*** Material provided ***

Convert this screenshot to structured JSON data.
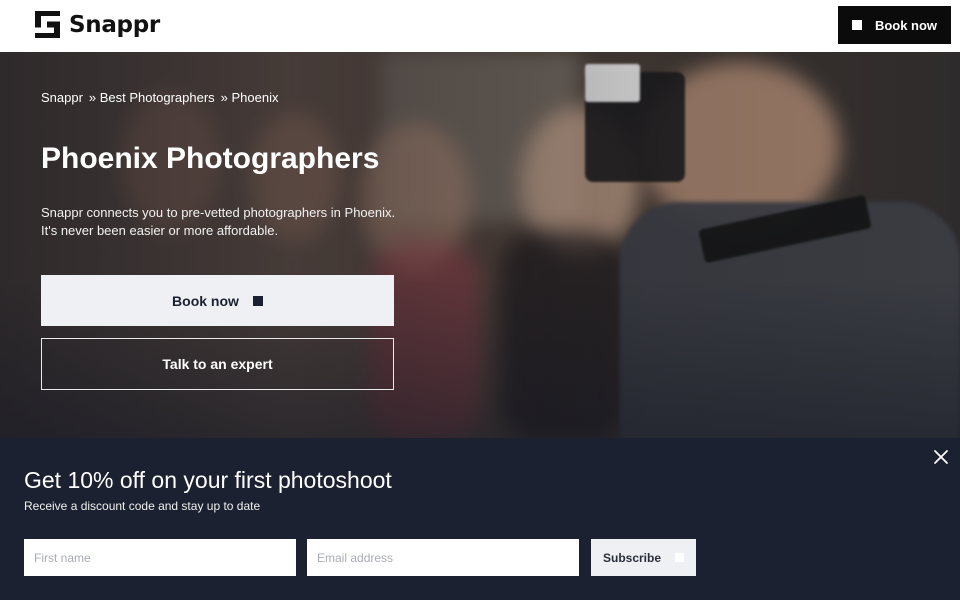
{
  "header": {
    "brand": "Snappr",
    "book_label": "Book now"
  },
  "breadcrumb": [
    {
      "label": "Snappr"
    },
    {
      "label": "» Best Photographers"
    },
    {
      "label": "» Phoenix"
    }
  ],
  "hero": {
    "title": "Phoenix Photographers",
    "description": "Snappr connects you to pre-vetted photographers in Phoenix. It's never been easier or more affordable.",
    "book_label": "Book now",
    "expert_label": "Talk to an expert"
  },
  "promo": {
    "title": "Get 10% off on your first photoshoot",
    "subtitle": "Receive a discount code and stay up to date",
    "first_name_placeholder": "First name",
    "email_placeholder": "Email address",
    "subscribe_label": "Subscribe"
  }
}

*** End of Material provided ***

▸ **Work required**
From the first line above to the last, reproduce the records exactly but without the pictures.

▸ **Result for this exercise**
Convert this screenshot to structured JSON data.
{
  "header": {
    "brand": "Snappr",
    "book_label": "Book now"
  },
  "breadcrumb": [
    {
      "label": "Snappr"
    },
    {
      "label": "» Best Photographers"
    },
    {
      "label": "» Phoenix"
    }
  ],
  "hero": {
    "title": "Phoenix Photographers",
    "description": "Snappr connects you to pre-vetted photographers in Phoenix. It's never been easier or more affordable.",
    "book_label": "Book now",
    "expert_label": "Talk to an expert"
  },
  "promo": {
    "title": "Get 10% off on your first photoshoot",
    "subtitle": "Receive a discount code and stay up to date",
    "first_name_placeholder": "First name",
    "email_placeholder": "Email address",
    "subscribe_label": "Subscribe"
  }
}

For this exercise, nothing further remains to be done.